PHOTOGRAPHED BY FRANK W. OCKENFELS 3 and PHILLIP CARUSO
Las Vegas is the quintessential American city, and Casino is a quintessential American tragedy, in which the Mafia stands in for the heroes of old. Based on a true story, and scripted by Nicholas Pileggi and Martin Scorsese, Casino takes place in the '70s and early '80s, when the mob was making so much money skimming from the casinos that the town was a sort of free zone uncontrolled by any particular family. Into this pecuniary paradise stumble Ace Rothstein (Robert De Niro), a cold, calculating magician with numbers, who runs a casino and marries a stunning hustler named Ginger (Sharon Stone), and Nicky Santoro (Joe Pesci), his childhood pal and a hotheaded killer. Pride and greed have their way with the two men until they fall out, with unhappy consequences for all. The following is an amalgam of entries from Martin Scorsese's journal.
Weary. Hot. I feel nauseous from the heat. And the hardest part of the day is yet to come, at least in terms of noise and congestion: the Riviera casino. There is a strong possibility we could use this place, from midnight to 10:00 a.m. A whole area with blackjack tables is rarely used. The Riviera would be a nightmare logistically, but the La Cage showroom--all zebra-striped floors and chairs, and black decor--could be perfect for the Jubilation nightclub.
In the casino: a hellish din and the horror of so many people, like zombies, the ugly noise from the machines, the music, the yelling. It saps all the energy that I have left.
September 13, 1994. Tuesday.
Up at 5:30 a.m. Coffee, shower, shave. Collect things I need for the trailer. Caught in traffic. Arrive at 7:35.
Kings of comedy: De Niro with Don Rickles, who plays casino manager Billy Sherbert. "In the casino: a hellish din and the horror of so many people."
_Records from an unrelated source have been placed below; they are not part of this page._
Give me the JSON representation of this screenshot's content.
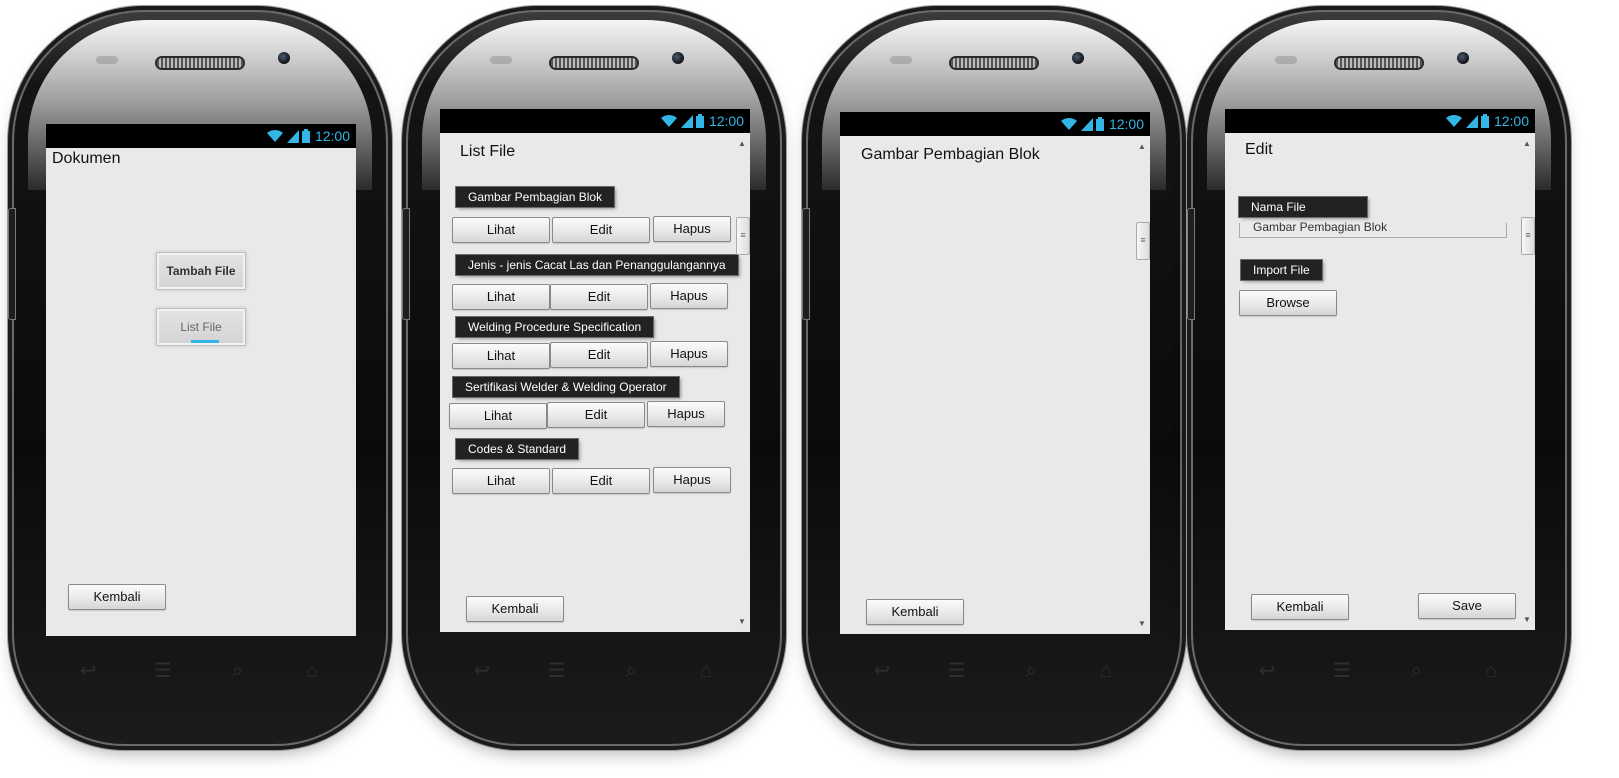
{
  "status": {
    "time": "12:00",
    "accent": "#33b5e5"
  },
  "screen1": {
    "title": "Dokumen",
    "add_button": "Tambah File",
    "list_button": "List File",
    "back_button": "Kembali"
  },
  "screen2": {
    "title": "List File",
    "items": [
      {
        "label": "Gambar Pembagian Blok"
      },
      {
        "label": "Jenis - jenis Cacat Las dan Penanggulangannya"
      },
      {
        "label": "Welding Procedure Specification"
      },
      {
        "label": "Sertifikasi Welder & Welding Operator"
      },
      {
        "label": "Codes & Standard"
      }
    ],
    "view_label": "Lihat",
    "edit_label": "Edit",
    "delete_label": "Hapus",
    "back_button": "Kembali"
  },
  "screen3": {
    "title": "Gambar Pembagian Blok",
    "back_button": "Kembali"
  },
  "screen4": {
    "title": "Edit",
    "name_label": "Nama File",
    "name_value": "Gambar Pembagian Blok",
    "import_label": "Import File",
    "browse_button": "Browse",
    "back_button": "Kembali",
    "save_button": "Save"
  },
  "icons": {
    "wifi": "wifi-icon",
    "signal": "signal-icon",
    "battery": "battery-icon",
    "back": "back-icon",
    "menu": "menu-icon",
    "search": "search-icon",
    "home": "home-icon",
    "scroll_up": "scroll-up-icon",
    "scroll_down": "scroll-down-icon"
  }
}
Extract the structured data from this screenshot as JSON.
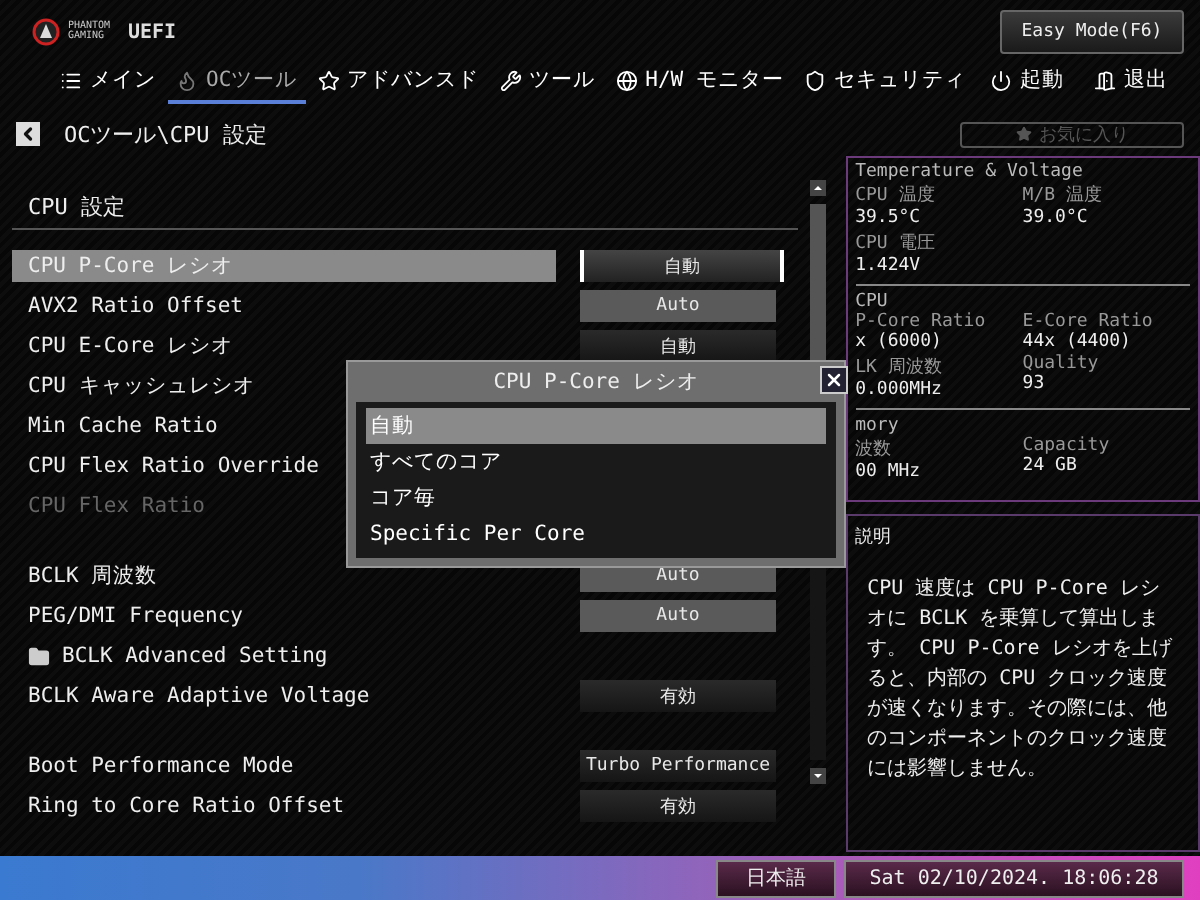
{
  "header": {
    "brand": "PHANTOM GAMING",
    "product": "UEFI",
    "mode_button": "Easy Mode(F6)"
  },
  "tabs": [
    {
      "label": "メイン",
      "selected": false
    },
    {
      "label": "OCツール",
      "selected": true
    },
    {
      "label": "アドバンスド",
      "selected": false
    },
    {
      "label": "ツール",
      "selected": false
    },
    {
      "label": "H/W モニター",
      "selected": false
    },
    {
      "label": "セキュリティ",
      "selected": false
    },
    {
      "label": "起動",
      "selected": false
    },
    {
      "label": "退出",
      "selected": false
    }
  ],
  "breadcrumb": "OCツール\\CPU 設定",
  "favorites": "お気に入り",
  "section_title": "CPU 設定",
  "groups": [
    [
      {
        "label": "CPU P-Core レシオ",
        "value": "自動",
        "selected": true,
        "disabled": false,
        "kind": "setting"
      },
      {
        "label": "AVX2 Ratio Offset",
        "value": "Auto",
        "selected": false,
        "disabled": false,
        "kind": "setting"
      },
      {
        "label": "CPU E-Core レシオ",
        "value": "自動",
        "selected": false,
        "disabled": false,
        "kind": "setting"
      },
      {
        "label": "CPU  キャッシュレシオ",
        "selected": false,
        "disabled": false,
        "kind": "setting"
      },
      {
        "label": "Min Cache  Ratio",
        "selected": false,
        "disabled": false,
        "kind": "setting"
      },
      {
        "label": "CPU Flex   Ratio Override",
        "selected": false,
        "disabled": false,
        "kind": "setting"
      },
      {
        "label": "CPU Flex   Ratio",
        "selected": false,
        "disabled": true,
        "kind": "setting"
      }
    ],
    [
      {
        "label": "BCLK 周波数",
        "value": "Auto",
        "selected": false,
        "disabled": false,
        "kind": "setting"
      },
      {
        "label": "PEG/DMI Frequency",
        "value": "Auto",
        "selected": false,
        "disabled": false,
        "kind": "setting"
      },
      {
        "label": "BCLK Advanced Setting",
        "selected": false,
        "disabled": false,
        "kind": "folder"
      },
      {
        "label": "BCLK Aware Adaptive Voltage",
        "value": "有効",
        "selected": false,
        "disabled": false,
        "kind": "setting"
      }
    ],
    [
      {
        "label": "Boot Performance Mode",
        "value": "Turbo Performance",
        "selected": false,
        "disabled": false,
        "kind": "setting"
      },
      {
        "label": "Ring to Core Ratio Offset",
        "value": "有効",
        "selected": false,
        "disabled": false,
        "kind": "setting"
      }
    ]
  ],
  "monitor": [
    {
      "title": "Temperature & Voltage",
      "items": [
        {
          "label": "CPU 温度",
          "value": "39.5°C"
        },
        {
          "label": "M/B 温度",
          "value": "39.0°C"
        },
        {
          "label": "CPU 電圧",
          "value": "1.424V"
        }
      ]
    },
    {
      "title": "CPU",
      "items": [
        {
          "label": "P-Core Ratio",
          "value": "x (6000)"
        },
        {
          "label": "E-Core Ratio",
          "value": "44x (4400)"
        },
        {
          "label": "LK 周波数",
          "value": "0.000MHz"
        },
        {
          "label": "Quality",
          "value": "93"
        }
      ]
    },
    {
      "title": "mory",
      "items": [
        {
          "label": "波数",
          "value": "00 MHz"
        },
        {
          "label": "Capacity",
          "value": "24 GB"
        }
      ]
    }
  ],
  "description": {
    "title": "説明",
    "text": "CPU 速度は CPU P-Core レシオに BCLK を乗算して算出します。 CPU P-Core レシオを上げると、内部の CPU クロック速度が速くなります。その際には、他のコンポーネントのクロック速度には影響しません。"
  },
  "footer": {
    "language": "日本語",
    "datetime": "Sat 02/10/2024. 18:06:28"
  },
  "dialog": {
    "title": "CPU P-Core レシオ",
    "options": [
      {
        "label": "自動",
        "selected": true
      },
      {
        "label": "すべてのコア",
        "selected": false
      },
      {
        "label": "コア毎",
        "selected": false
      },
      {
        "label": "Specific Per Core",
        "selected": false
      }
    ]
  }
}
From 11:30 p.m. to 1:50 a.m., I do rehearsal with Max Raven, who plays Blue, and Mitch Kolpan (a real cop from A Bronx Tale) and an officer from Vegas who knows of the real incident we're depicting.We finally shoot with two cameras, wide, no squibs. Do first take with squibs. Max cuts his finger on shards of glass from the windows of his car. 2:30 a.m., shoot Max again. Better, I think. Back to trailer for some leftover ribs.
Back at 2:40, tired now, five and a half hours of sleep. The two cops--Mitch and the other cop from Vegas force--are "on the alert," even though off duty. We have an unmarked police car blocking the street. Raven is in position for the camera on the ground, "dead" next to his car parked in the driveway. Suddenly, an ancient Oldsmobile comes up the street. Instead of stopping at our roadblock, it continues on, speeding, right onto our set. Our "cops" shout, "Everybody, get onto the sidewalk!" The car is stopped just in time. It would have smashed into the police car in the scene, with Max on the ground in position for the next shot! And it would have hit us too. It was two drunks who tried to speed past the police guarding our set, not realizing a movie was being shot! They're cuffed. One guy is let go, told to walk home! He does it, complaining all the way. Keep shooting. Mitch plants a gun on Max's body. I think we have it. Not sure. But we must stop. 5:15 a.m. Quite a first day. An eighteen-hour day that will set the pattern for the rest of the shoot. Doing six or seven different scenes in one day is too difficult. Easier, generally, to do one scene with coverage.
Tomorrow we go into the casino for six weeks. The production really begins!